***** ENTRIES SHOWN *****

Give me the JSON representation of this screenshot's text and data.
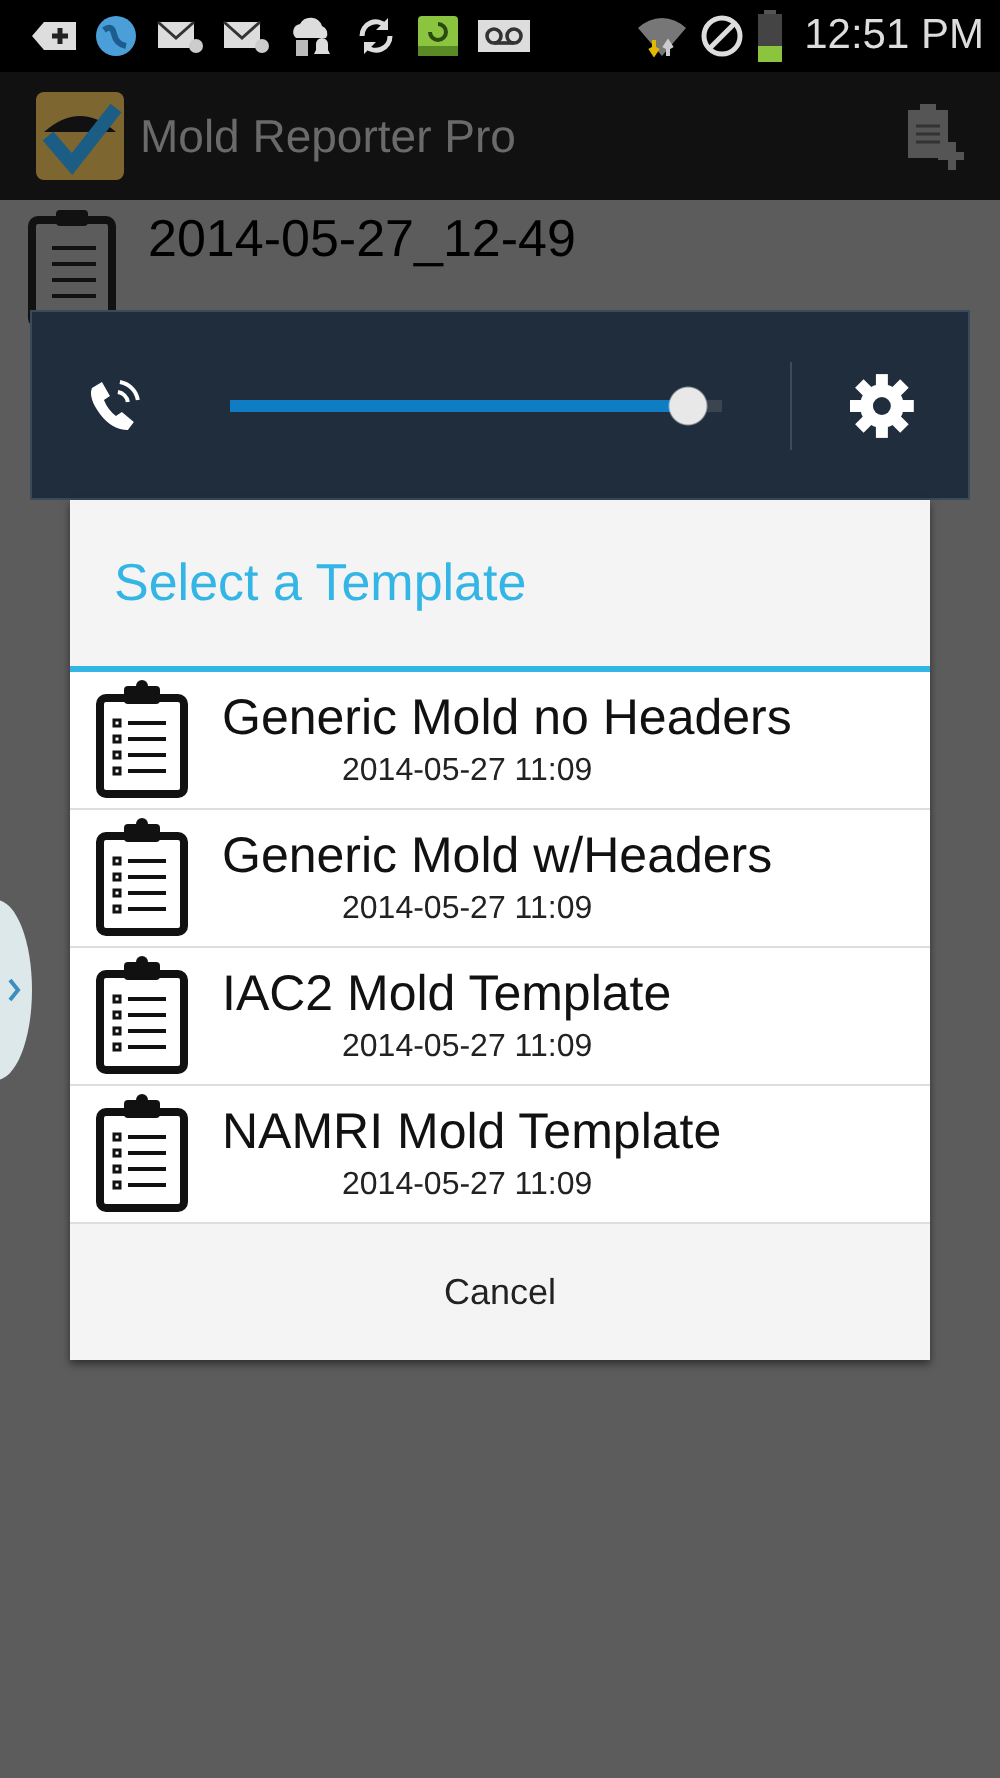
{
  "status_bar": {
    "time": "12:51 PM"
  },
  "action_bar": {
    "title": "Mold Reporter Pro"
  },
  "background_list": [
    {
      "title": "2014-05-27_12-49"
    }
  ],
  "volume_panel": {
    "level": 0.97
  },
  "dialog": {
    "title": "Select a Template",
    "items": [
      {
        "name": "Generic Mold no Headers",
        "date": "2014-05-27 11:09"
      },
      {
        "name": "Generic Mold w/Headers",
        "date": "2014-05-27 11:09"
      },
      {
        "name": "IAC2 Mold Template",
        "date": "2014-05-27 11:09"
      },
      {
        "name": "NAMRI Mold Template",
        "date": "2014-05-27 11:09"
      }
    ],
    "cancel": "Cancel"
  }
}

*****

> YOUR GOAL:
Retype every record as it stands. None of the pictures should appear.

> FINAL ANSWER:
Give me the JSON representation of this screenshot's text and data.
{
  "status_bar": {
    "time": "12:51 PM"
  },
  "action_bar": {
    "title": "Mold Reporter Pro"
  },
  "background_list": [
    {
      "title": "2014-05-27_12-49"
    }
  ],
  "volume_panel": {
    "level": 0.97
  },
  "dialog": {
    "title": "Select a Template",
    "items": [
      {
        "name": "Generic Mold no Headers",
        "date": "2014-05-27 11:09"
      },
      {
        "name": "Generic Mold w/Headers",
        "date": "2014-05-27 11:09"
      },
      {
        "name": "IAC2 Mold Template",
        "date": "2014-05-27 11:09"
      },
      {
        "name": "NAMRI Mold Template",
        "date": "2014-05-27 11:09"
      }
    ],
    "cancel": "Cancel"
  }
}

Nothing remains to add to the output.